▸ **Task objective**:
The copy has to match the records word for word and include no pictures.

== Supplied material

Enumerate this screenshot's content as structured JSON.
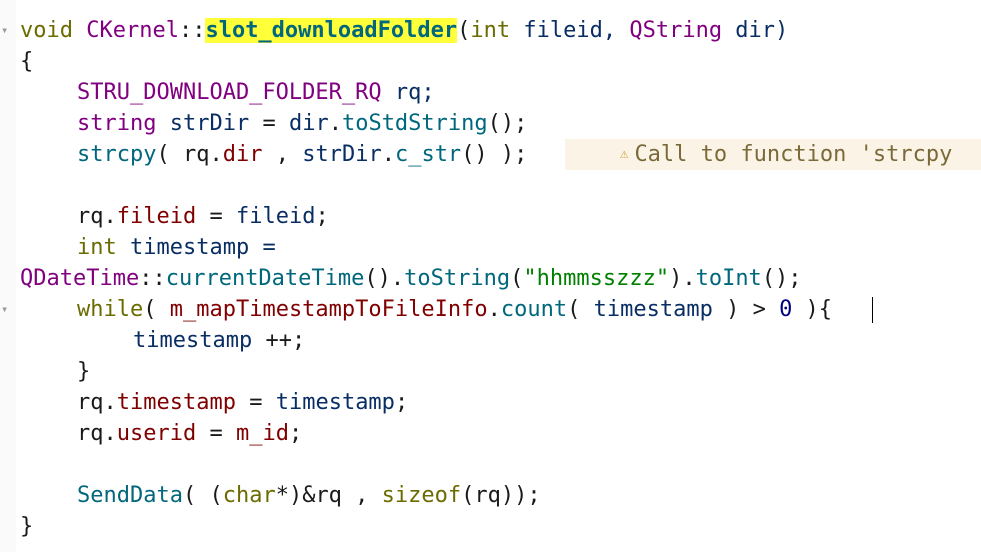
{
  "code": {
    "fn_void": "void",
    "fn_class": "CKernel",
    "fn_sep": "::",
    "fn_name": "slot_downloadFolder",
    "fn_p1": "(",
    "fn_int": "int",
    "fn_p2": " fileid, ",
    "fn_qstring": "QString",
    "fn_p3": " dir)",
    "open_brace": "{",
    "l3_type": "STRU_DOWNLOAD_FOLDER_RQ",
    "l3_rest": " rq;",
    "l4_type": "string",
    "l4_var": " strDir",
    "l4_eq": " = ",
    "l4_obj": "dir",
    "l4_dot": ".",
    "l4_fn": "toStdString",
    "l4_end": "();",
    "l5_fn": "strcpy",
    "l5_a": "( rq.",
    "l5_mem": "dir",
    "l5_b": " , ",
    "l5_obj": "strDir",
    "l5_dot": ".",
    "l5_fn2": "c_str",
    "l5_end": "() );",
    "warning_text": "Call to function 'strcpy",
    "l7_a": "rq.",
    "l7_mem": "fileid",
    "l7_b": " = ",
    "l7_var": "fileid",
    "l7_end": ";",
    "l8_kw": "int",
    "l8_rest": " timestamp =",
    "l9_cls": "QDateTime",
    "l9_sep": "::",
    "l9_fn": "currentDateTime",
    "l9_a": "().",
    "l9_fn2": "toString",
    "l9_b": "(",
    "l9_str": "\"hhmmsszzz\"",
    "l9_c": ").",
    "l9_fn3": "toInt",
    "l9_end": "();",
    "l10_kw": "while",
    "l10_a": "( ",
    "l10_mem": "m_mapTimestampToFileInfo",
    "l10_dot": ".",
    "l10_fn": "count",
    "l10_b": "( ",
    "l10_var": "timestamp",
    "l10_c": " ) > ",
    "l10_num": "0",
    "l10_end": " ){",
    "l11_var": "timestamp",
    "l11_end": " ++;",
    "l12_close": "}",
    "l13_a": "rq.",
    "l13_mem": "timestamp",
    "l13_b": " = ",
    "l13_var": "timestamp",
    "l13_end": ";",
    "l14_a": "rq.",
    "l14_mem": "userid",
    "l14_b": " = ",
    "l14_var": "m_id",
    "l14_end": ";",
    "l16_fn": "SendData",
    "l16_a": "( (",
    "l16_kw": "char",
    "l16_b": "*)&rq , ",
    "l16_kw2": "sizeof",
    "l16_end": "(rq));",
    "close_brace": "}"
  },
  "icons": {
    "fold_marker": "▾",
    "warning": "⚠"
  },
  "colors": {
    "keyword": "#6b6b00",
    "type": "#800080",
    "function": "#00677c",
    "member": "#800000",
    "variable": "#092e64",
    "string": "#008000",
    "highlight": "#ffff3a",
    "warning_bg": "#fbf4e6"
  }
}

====

▸ **Written reply**:
Enumerate this screenshot's content as structured JSON.
{
  "code": {
    "fn_void": "void",
    "fn_class": "CKernel",
    "fn_sep": "::",
    "fn_name": "slot_downloadFolder",
    "fn_p1": "(",
    "fn_int": "int",
    "fn_p2": " fileid, ",
    "fn_qstring": "QString",
    "fn_p3": " dir)",
    "open_brace": "{",
    "l3_type": "STRU_DOWNLOAD_FOLDER_RQ",
    "l3_rest": " rq;",
    "l4_type": "string",
    "l4_var": " strDir",
    "l4_eq": " = ",
    "l4_obj": "dir",
    "l4_dot": ".",
    "l4_fn": "toStdString",
    "l4_end": "();",
    "l5_fn": "strcpy",
    "l5_a": "( rq.",
    "l5_mem": "dir",
    "l5_b": " , ",
    "l5_obj": "strDir",
    "l5_dot": ".",
    "l5_fn2": "c_str",
    "l5_end": "() );",
    "warning_text": "Call to function 'strcpy",
    "l7_a": "rq.",
    "l7_mem": "fileid",
    "l7_b": " = ",
    "l7_var": "fileid",
    "l7_end": ";",
    "l8_kw": "int",
    "l8_rest": " timestamp =",
    "l9_cls": "QDateTime",
    "l9_sep": "::",
    "l9_fn": "currentDateTime",
    "l9_a": "().",
    "l9_fn2": "toString",
    "l9_b": "(",
    "l9_str": "\"hhmmsszzz\"",
    "l9_c": ").",
    "l9_fn3": "toInt",
    "l9_end": "();",
    "l10_kw": "while",
    "l10_a": "( ",
    "l10_mem": "m_mapTimestampToFileInfo",
    "l10_dot": ".",
    "l10_fn": "count",
    "l10_b": "( ",
    "l10_var": "timestamp",
    "l10_c": " ) > ",
    "l10_num": "0",
    "l10_end": " ){",
    "l11_var": "timestamp",
    "l11_end": " ++;",
    "l12_close": "}",
    "l13_a": "rq.",
    "l13_mem": "timestamp",
    "l13_b": " = ",
    "l13_var": "timestamp",
    "l13_end": ";",
    "l14_a": "rq.",
    "l14_mem": "userid",
    "l14_b": " = ",
    "l14_var": "m_id",
    "l14_end": ";",
    "l16_fn": "SendData",
    "l16_a": "( (",
    "l16_kw": "char",
    "l16_b": "*)&rq , ",
    "l16_kw2": "sizeof",
    "l16_end": "(rq));",
    "close_brace": "}"
  },
  "icons": {
    "fold_marker": "▾",
    "warning": "⚠"
  },
  "colors": {
    "keyword": "#6b6b00",
    "type": "#800080",
    "function": "#00677c",
    "member": "#800000",
    "variable": "#092e64",
    "string": "#008000",
    "highlight": "#ffff3a",
    "warning_bg": "#fbf4e6"
  }
}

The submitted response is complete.